Fussy eating is, however, super prevalent, and it’s one of the reasons that I run fussy eating webinars most months via Zoom, especially throughout lockdown where parents were struggling for support! Fussy eating is really very, very normal. Infants and toddlers go through phases where they refuse certain foods and even whole meals – sometimes for weeks on end and it can be so tough for parents. However, there are some things that you can do to try and stop fussy behaviours turning into full fussy eating habits.  

5 tips for fussy eaters

I talk a lot in my book about starting kids off with healthy habits around food right from the very start – this can really help make a difference in the long term, but it doesn’t mean your kids won’t go through fussy phases from time to time. 

 1.  Be a role model 
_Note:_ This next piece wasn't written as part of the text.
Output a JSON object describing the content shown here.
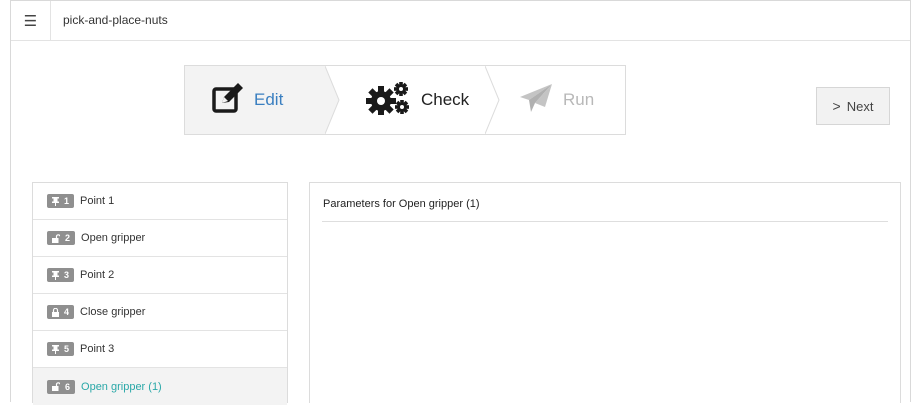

Try to be a role model at mealtimes and join your baby at the table to eat your meal, whilst honouring their will to not eat. Pressure can have the opposite effect of encouraging them to eat in the long term.

I love the idea of bringing baby to the table and getting them involved as early as possible and recommend the Tripp Trapp chair for this. It’s such a wonderful invention to encourage closeness in the whole family and gets baby involved in food from the get-go. Babies learn the skills of eating, social skills and even what foods they enjoy by first copying others.  

Happy baby at dinner table

 2. Make mealtimes enjoyable 

It might sound like a long way off but making mealtimes an activity that children look forward to can be a great way to engage them to foster a fun relationship with food. If children want to be part of the ‘activity’, it promotes enjoyment at mealtimes and therefore the idea of food.

Collaborative mealtimes can be a great way to connect with your family, sharing what each other’s days looked like, what’s for dessert, plans for the weekend etc. Keeping it light, perhaps with some calming music can also help if you’re feeling tense as baby can sense that. Using funky tablecloths and quirky cutlery can help to get children interested in using cutlery and connect with the act of eating.

 3. Offer a variety  

When you’re struggling with a fussy eater, it can be easy to only serve up the foods that your children have ‘accepted’, but this can actually encourage more food refusal in the long run. 

If you’re little one becomes accustomed to you eating a variety of foods on a regular basis, eg. different fruits and veggies, a variety of carbs (bread, pasta, rice, buckwheat, quinoa etc) and a variety of proteins (beans, lentils, nut butters, fish, meat etc), and they are involved in the process of touching, smelling and tasting numerous foods, the more familiar they will be with variety as they get older and accept that this is the norm. Familiarity encourages acceptance.

4. Don’t sweat it

Take the pressure off ‘eating up’ and try to sit back and let your little one make the decisions around how much and what they eat off of the plate. Sometimes the extra pressure can really backfire over time. 

5. Be persistent and consistent in your approach

Don’t give up after a few refused foods, instead keep offering foods and keep trying all the pointers above, and get others who are feeding your kids to do the same, as much as possible.

If you need support, head over to the healthy eating for kids hub or use the advanced search tool to find a child nutritionist that’s right for you.

Charlotte Stirling-Reed is an award-winning baby and child nutritionist and author of How to wean your baby which is out now. Find Charlotte on Instagram @sr_nutrition. 

Stokke is a leading high-end baby brand in Scandinavia whose ethos is to nurture family bonding, having your baby closer to you and the importance of eye contact. Find Stokke on Instagram @stokkebaby  

Share this article with a friend
Written by Charlotte Stirling-Reed
Charlotte Stirling-Reed is an award-winning baby and child nutritionist and author of ‘How to wean your baby’.
Written by Charlotte Stirling-Reed
Show comments

Find a nutritionist dealing with Infants and pre-school children

All nutrition professionals are verified

All nutrition professionals are verified